Here is an attempt to represent the relations between the three subsets of the larger set $$D$$ of probability 1, represented by a circle ($$D$$) centered at the origin $$\{0,0\}$$ of radius $$\frac{1}{\sqrt{\pi}}$$.

I used the circle-circle intersection formula for "the area of a general asymmetric lens obtained from circles of radii R and r and offset d" (http://mathworld.wolfram.com/Lens.html)

-(1/2) Sqrt[(d + r - R) (d - r + R) (-d + r + R) (d + r + R)] + r^2 ArcCos[(d^2 + r^2 - R^2)/(2 d r)] + R^2 ArcCos[(d^2 - r^2 + R^2)/(2 d R)]


rA = Sqrt[(8 Pi/(27 Sqrt[3]))/Pi]; rB = Sqrt[1/6]; rC = Sqrt[1/6];
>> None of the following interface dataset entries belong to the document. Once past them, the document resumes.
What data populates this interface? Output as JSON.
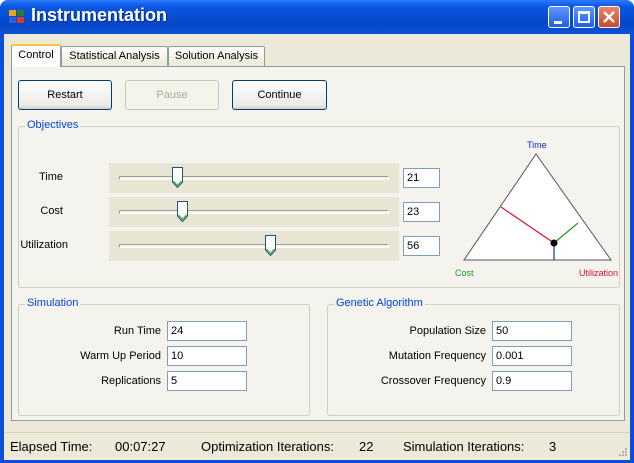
{
  "window": {
    "title": "Instrumentation"
  },
  "tabs": [
    {
      "label": "Control"
    },
    {
      "label": "Statistical Analysis"
    },
    {
      "label": "Solution Analysis"
    }
  ],
  "buttons": {
    "restart": "Restart",
    "pause": "Pause",
    "continue": "Continue"
  },
  "objectives": {
    "group_label": "Objectives",
    "rows": [
      {
        "label": "Time",
        "value": "21",
        "slider_fraction": 0.21
      },
      {
        "label": "Cost",
        "value": "23",
        "slider_fraction": 0.23
      },
      {
        "label": "Utilization",
        "value": "56",
        "slider_fraction": 0.56
      }
    ],
    "triangle": {
      "top_label": "Time",
      "left_label": "Cost",
      "right_label": "Utilization",
      "colors": {
        "time": "#1a2ad1",
        "cost": "#1e9a1e",
        "utilization": "#e0102c"
      }
    }
  },
  "simulation": {
    "group_label": "Simulation",
    "fields": [
      {
        "label": "Run Time",
        "value": "24"
      },
      {
        "label": "Warm Up Period",
        "value": "10"
      },
      {
        "label": "Replications",
        "value": "5"
      }
    ]
  },
  "genetic": {
    "group_label": "Genetic Algorithm",
    "fields": [
      {
        "label": "Population Size",
        "value": "50"
      },
      {
        "label": "Mutation Frequency",
        "value": "0.001"
      },
      {
        "label": "Crossover Frequency",
        "value": "0.9"
      }
    ]
  },
  "status": {
    "elapsed_label": "Elapsed Time:",
    "elapsed_value": "00:07:27",
    "opt_label": "Optimization Iterations:",
    "opt_value": "22",
    "sim_label": "Simulation Iterations:",
    "sim_value": "3"
  }
}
and the three overlap probabilities

overlapAC = -(4/9) + (4 \[Pi])/(27 Sqrt[3]) + Log[27]/18; overlapAB =  -(4/9) + (4 \[Pi])/(27 Sqrt[3]) + Log[27]/18; overlapBC = 1/9


The command

Solve[{inter[rA, rB, dAB] == overlapAB,inter[rA, rC, dAC] == overlapAC, inter[rB, rC, dBC]; == overlapBC}, {dAB, dAC, dBC}]


was not successful, and one could use FindRoot.

However, I did (am doing) a random search within $$D$$, constraining the possible locations for the center of $$A$$ to lie within a circle--again centered at the origin--of radius $$1-\frac{8 \pi}{27 \sqrt{3}}$$, in order that it not extend outside the overall (probability 1) set $$D$$. Similarly, the origins of the circles representing $$B$$ and $$C$$ have to lie within circles of radii $$\frac{5}{6}$$.

I tried minimizing a function (many possible candidates) of the fits of the overlap areas to the given probabilities.

The result is given by the webpage

Venn-diagram attempt

I would appreciate comments as to Mathematica commands for coloring/labeling ,...the sets so as to highlight the areas of intersection--or any alternative approaches to addressing the underlying question.